Task details ▸ Copy every line of the following data that includes the string "description".

Exercise input ▸
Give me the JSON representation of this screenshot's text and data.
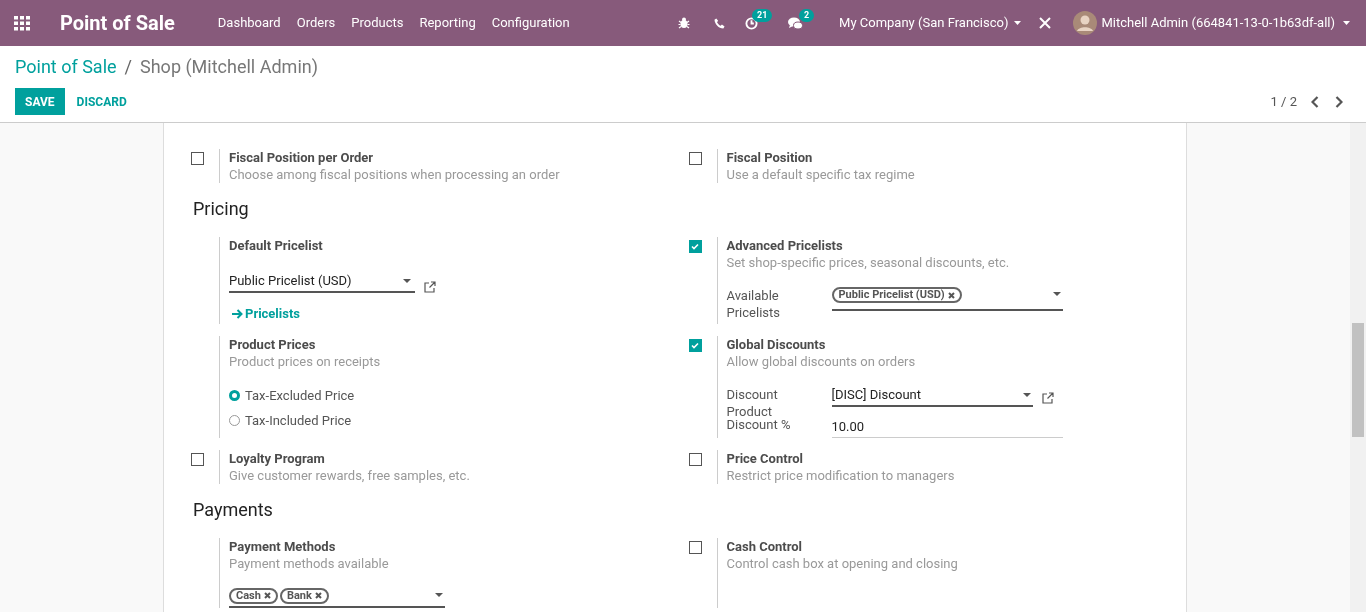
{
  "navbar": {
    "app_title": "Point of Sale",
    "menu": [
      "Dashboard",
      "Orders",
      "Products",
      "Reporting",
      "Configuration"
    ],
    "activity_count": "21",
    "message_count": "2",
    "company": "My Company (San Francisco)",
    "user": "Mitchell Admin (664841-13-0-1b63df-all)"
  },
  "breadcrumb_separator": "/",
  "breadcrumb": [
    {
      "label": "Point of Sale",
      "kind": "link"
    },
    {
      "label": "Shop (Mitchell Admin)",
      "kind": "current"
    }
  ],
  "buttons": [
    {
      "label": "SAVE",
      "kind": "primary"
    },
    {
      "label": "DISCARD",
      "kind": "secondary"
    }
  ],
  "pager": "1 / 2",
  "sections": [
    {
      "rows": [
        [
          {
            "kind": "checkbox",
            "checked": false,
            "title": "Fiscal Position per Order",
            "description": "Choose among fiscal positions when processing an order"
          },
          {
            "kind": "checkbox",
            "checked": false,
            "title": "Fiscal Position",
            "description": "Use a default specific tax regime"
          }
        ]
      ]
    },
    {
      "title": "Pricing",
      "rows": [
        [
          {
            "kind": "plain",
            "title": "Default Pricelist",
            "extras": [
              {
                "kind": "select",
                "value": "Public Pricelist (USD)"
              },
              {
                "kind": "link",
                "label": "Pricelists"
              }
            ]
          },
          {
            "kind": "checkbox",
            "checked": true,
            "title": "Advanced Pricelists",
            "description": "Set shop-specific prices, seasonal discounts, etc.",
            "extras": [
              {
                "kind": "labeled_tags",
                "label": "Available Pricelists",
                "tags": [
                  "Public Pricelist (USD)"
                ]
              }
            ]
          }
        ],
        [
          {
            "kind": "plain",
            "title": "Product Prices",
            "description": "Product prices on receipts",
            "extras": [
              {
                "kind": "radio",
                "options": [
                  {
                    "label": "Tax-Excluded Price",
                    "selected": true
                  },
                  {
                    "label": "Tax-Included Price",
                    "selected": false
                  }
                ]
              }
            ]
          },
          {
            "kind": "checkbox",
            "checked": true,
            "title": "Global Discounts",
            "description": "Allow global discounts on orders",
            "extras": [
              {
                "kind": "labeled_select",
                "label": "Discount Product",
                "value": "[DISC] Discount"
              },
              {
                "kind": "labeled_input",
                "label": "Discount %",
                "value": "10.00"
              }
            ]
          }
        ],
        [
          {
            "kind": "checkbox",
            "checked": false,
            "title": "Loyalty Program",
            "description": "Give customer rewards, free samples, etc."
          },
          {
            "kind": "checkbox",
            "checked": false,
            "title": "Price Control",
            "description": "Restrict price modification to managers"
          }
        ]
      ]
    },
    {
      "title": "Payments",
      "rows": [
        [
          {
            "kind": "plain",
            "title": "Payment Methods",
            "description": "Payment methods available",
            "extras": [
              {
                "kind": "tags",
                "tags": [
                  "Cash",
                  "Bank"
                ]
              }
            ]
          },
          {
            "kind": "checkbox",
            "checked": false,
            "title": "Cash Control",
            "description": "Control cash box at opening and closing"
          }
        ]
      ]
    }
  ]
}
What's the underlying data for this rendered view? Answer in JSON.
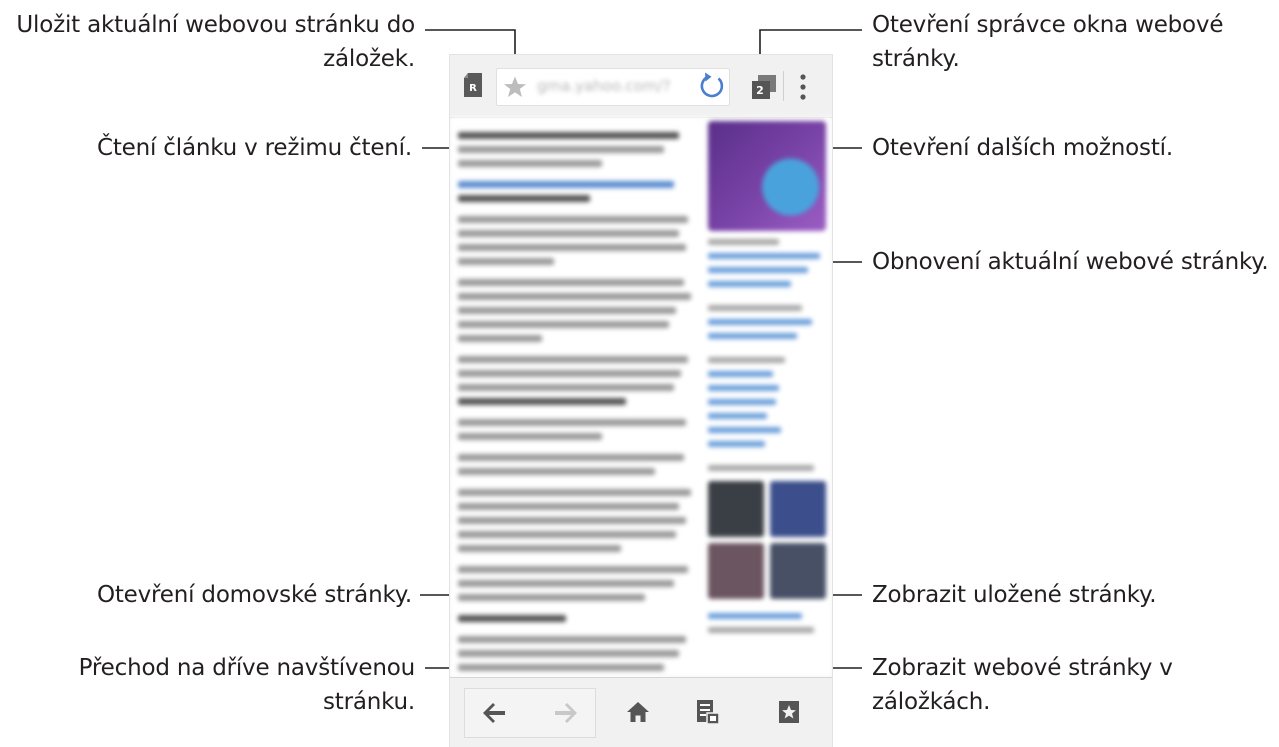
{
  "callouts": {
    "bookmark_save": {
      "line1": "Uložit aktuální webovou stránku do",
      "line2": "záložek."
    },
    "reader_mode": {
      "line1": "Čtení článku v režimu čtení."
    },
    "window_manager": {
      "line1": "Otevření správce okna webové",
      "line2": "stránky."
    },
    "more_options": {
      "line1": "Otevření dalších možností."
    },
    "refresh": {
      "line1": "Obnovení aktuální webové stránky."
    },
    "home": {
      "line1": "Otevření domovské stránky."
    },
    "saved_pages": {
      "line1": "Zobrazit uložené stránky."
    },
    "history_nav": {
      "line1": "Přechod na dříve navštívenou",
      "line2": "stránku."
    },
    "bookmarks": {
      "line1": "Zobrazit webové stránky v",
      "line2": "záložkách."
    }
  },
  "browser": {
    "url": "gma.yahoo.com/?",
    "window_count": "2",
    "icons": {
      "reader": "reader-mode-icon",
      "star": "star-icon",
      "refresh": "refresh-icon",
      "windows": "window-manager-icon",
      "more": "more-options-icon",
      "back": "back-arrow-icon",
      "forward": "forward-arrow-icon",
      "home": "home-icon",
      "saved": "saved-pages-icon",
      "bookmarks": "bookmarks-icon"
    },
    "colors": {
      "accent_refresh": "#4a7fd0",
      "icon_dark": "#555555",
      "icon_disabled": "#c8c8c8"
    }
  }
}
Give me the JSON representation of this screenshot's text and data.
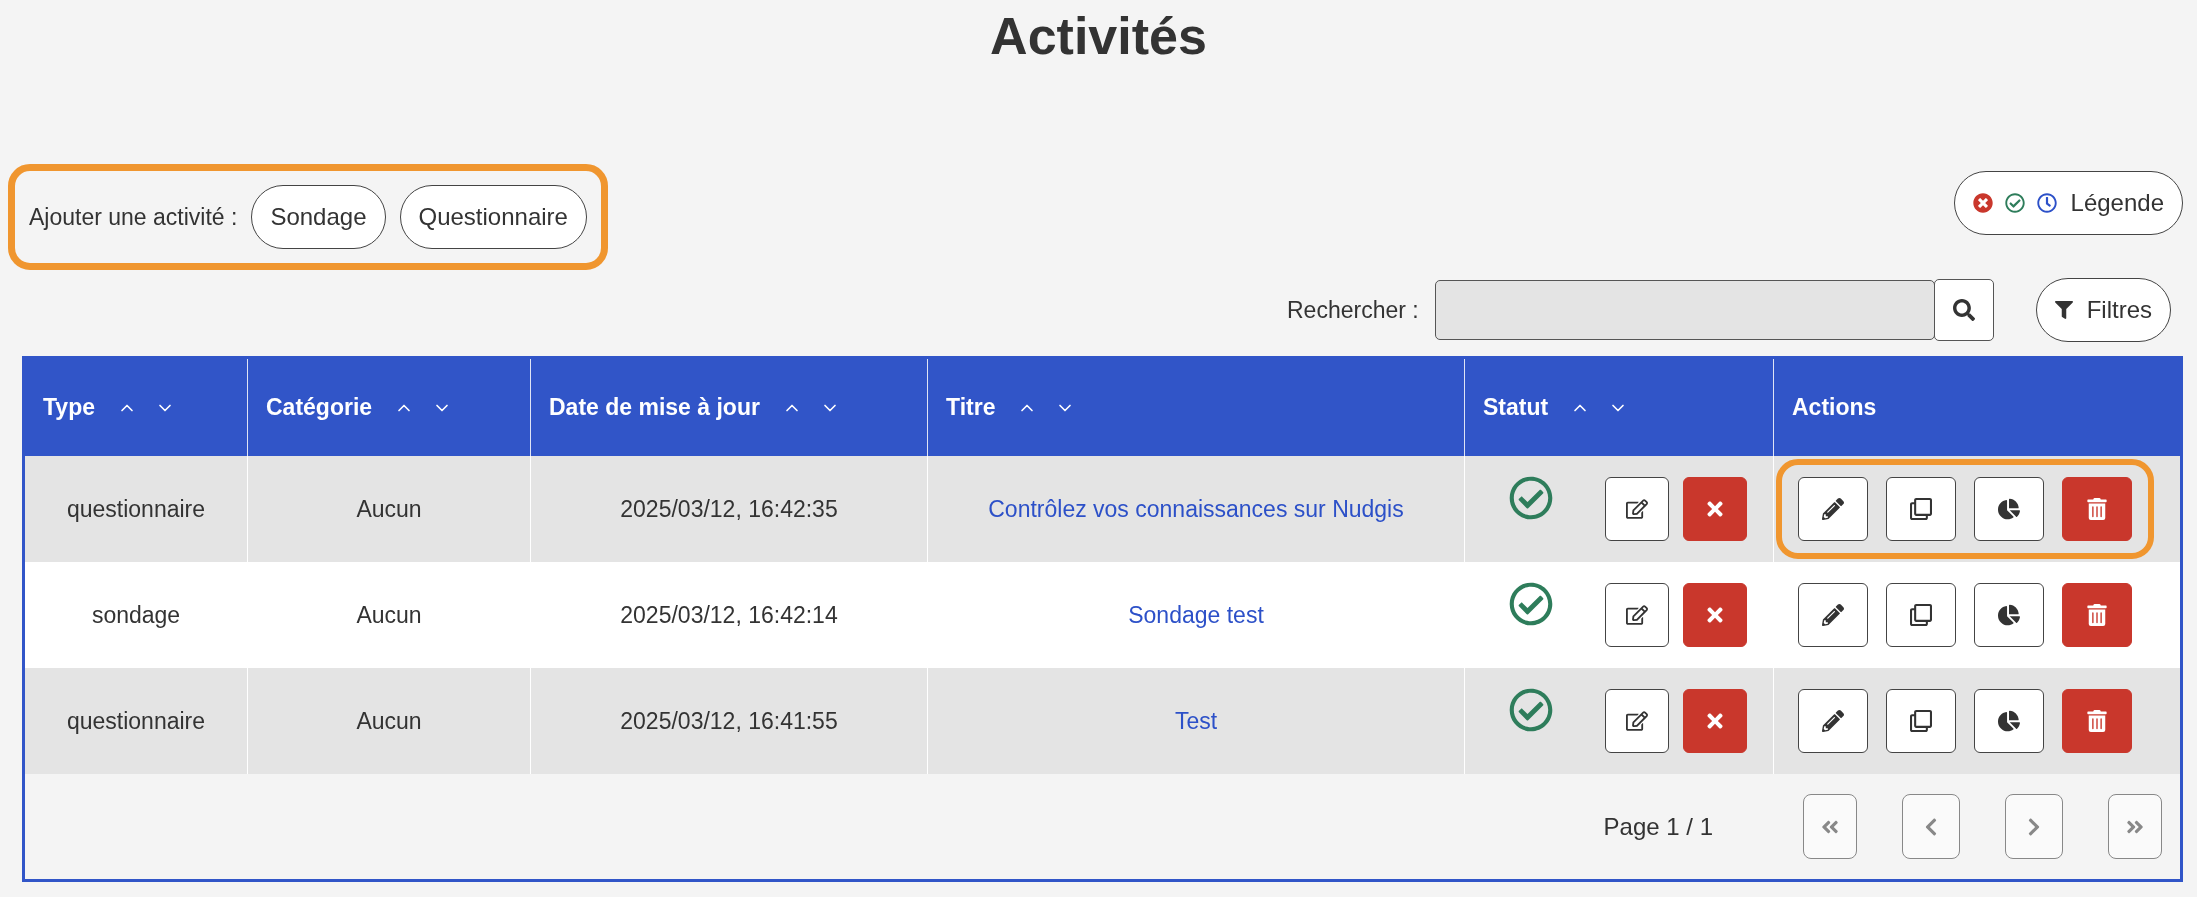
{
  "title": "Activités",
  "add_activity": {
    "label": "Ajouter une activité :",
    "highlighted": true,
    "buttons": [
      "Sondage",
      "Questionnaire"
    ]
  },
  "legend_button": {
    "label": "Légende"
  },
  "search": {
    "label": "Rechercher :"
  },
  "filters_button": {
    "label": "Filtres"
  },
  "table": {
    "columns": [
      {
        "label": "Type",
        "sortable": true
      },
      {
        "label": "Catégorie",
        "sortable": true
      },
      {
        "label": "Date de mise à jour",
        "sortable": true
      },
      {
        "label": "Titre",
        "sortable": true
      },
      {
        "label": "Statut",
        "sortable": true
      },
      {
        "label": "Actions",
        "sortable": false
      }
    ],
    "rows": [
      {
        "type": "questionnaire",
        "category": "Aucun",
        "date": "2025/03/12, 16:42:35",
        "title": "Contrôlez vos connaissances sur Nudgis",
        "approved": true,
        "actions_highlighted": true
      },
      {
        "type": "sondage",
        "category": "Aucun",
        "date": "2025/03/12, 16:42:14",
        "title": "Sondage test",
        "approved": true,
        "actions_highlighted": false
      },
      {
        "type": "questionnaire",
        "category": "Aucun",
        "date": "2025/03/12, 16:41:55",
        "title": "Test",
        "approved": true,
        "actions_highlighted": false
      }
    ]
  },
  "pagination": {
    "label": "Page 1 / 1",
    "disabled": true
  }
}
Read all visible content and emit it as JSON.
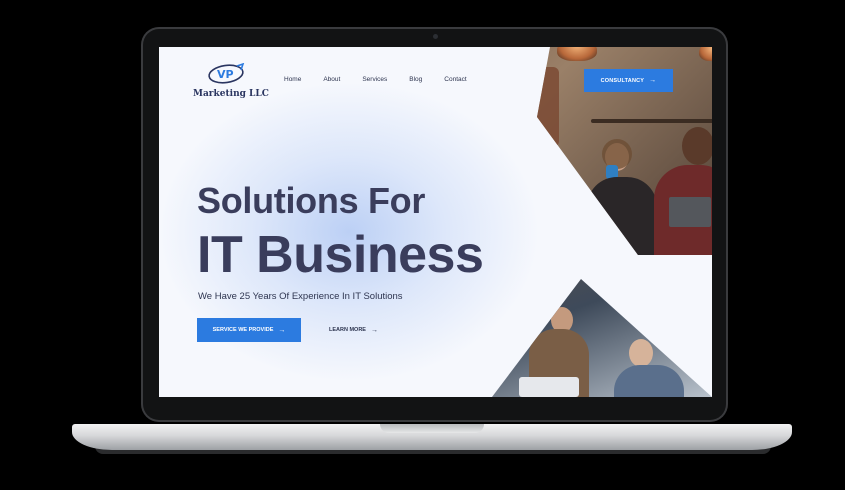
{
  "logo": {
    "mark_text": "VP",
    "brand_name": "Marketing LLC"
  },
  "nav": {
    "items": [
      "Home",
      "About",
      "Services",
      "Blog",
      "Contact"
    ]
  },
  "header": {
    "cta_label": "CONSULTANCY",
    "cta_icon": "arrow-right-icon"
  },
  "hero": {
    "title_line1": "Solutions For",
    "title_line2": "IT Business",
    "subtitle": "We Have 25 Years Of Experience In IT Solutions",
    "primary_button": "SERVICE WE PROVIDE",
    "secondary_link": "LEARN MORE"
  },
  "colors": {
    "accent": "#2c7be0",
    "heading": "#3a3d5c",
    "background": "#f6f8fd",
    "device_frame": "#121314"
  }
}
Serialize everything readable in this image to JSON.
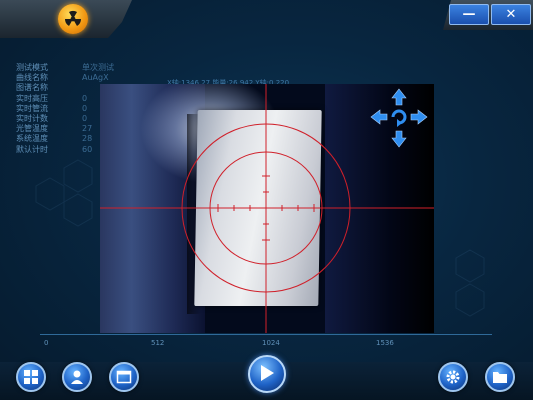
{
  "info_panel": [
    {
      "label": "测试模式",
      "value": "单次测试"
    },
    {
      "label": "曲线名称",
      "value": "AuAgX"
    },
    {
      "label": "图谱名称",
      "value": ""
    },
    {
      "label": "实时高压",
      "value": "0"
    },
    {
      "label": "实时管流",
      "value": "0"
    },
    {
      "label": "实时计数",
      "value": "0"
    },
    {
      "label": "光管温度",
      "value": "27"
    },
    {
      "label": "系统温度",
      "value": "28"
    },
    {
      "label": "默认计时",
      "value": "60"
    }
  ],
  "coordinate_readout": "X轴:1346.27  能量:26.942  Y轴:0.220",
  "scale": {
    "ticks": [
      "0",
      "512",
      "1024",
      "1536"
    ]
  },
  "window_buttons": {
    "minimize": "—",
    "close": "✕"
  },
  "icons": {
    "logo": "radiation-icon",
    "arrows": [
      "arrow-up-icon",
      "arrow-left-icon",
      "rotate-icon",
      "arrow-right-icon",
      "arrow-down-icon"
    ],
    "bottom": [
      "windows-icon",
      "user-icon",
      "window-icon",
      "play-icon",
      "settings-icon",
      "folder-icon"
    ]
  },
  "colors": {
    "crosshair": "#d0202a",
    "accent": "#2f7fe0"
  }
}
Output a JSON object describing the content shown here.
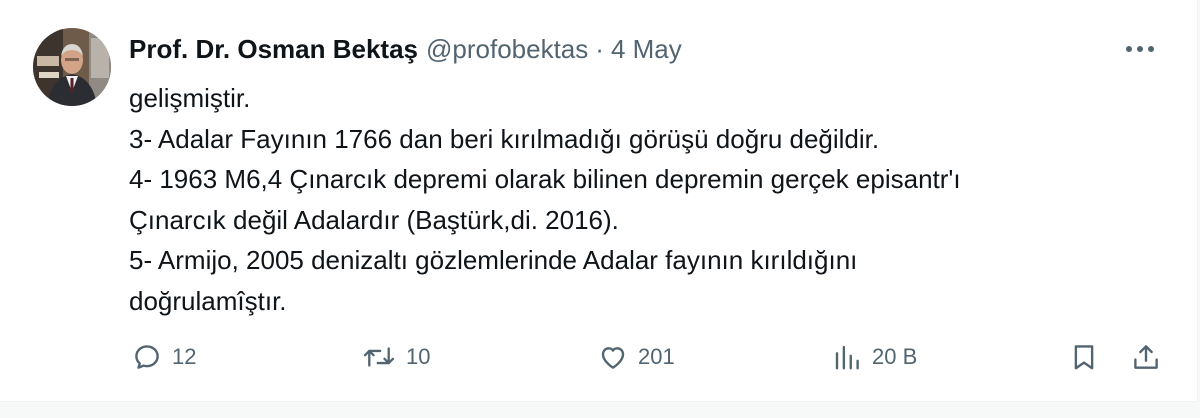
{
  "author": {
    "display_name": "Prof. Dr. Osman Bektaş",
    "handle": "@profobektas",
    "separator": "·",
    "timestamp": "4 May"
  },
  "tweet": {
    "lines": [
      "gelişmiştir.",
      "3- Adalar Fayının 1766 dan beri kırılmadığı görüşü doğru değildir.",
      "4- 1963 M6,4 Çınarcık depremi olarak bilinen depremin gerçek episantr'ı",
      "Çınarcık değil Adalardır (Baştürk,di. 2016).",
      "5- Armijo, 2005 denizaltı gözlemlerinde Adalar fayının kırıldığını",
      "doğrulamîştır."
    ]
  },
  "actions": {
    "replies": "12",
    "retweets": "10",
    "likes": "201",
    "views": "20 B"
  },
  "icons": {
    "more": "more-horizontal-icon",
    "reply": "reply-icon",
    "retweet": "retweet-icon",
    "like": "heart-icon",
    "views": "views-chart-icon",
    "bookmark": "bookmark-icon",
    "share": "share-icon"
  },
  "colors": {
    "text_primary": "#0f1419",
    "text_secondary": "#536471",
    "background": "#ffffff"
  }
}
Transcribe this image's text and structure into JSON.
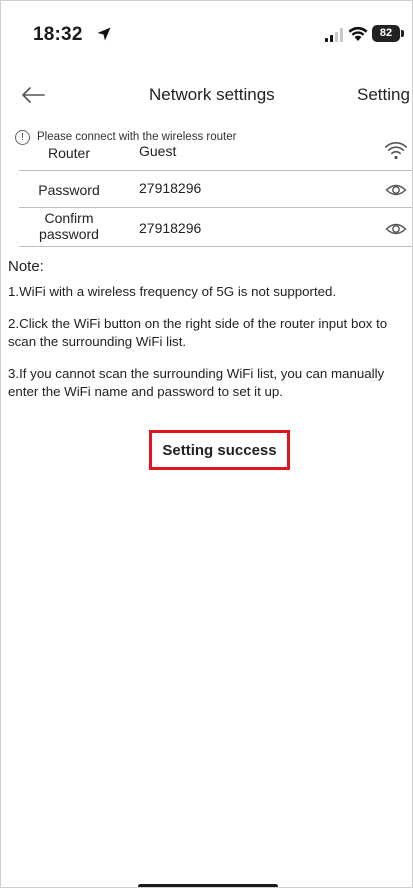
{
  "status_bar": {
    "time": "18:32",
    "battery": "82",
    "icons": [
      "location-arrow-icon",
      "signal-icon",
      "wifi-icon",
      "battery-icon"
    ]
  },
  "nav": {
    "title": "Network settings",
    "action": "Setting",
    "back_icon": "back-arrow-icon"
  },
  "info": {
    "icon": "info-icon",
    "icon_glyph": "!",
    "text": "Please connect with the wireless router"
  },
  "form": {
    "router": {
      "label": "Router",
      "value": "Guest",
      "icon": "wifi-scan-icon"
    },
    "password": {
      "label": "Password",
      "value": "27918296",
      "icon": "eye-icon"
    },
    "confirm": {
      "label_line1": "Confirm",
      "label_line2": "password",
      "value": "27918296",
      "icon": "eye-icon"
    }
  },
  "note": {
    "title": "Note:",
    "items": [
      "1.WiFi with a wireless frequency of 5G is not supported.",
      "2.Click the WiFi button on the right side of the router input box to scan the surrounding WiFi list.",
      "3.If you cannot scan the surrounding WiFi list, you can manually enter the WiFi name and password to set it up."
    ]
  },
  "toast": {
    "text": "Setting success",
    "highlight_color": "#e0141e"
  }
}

Response to this exercise ▸
            "description": "Choose among fiscal positions when processing an order"
            "description": "Use a default specific tax regime"
            "description": "Set shop-specific prices, seasonal discounts, etc.",
            "description": "Product prices on receipts",
            "description": "Allow global discounts on orders",
            "description": "Give customer rewards, free samples, etc."
            "description": "Restrict price modification to managers"
            "description": "Payment methods available",
            "description": "Control cash box at opening and closing"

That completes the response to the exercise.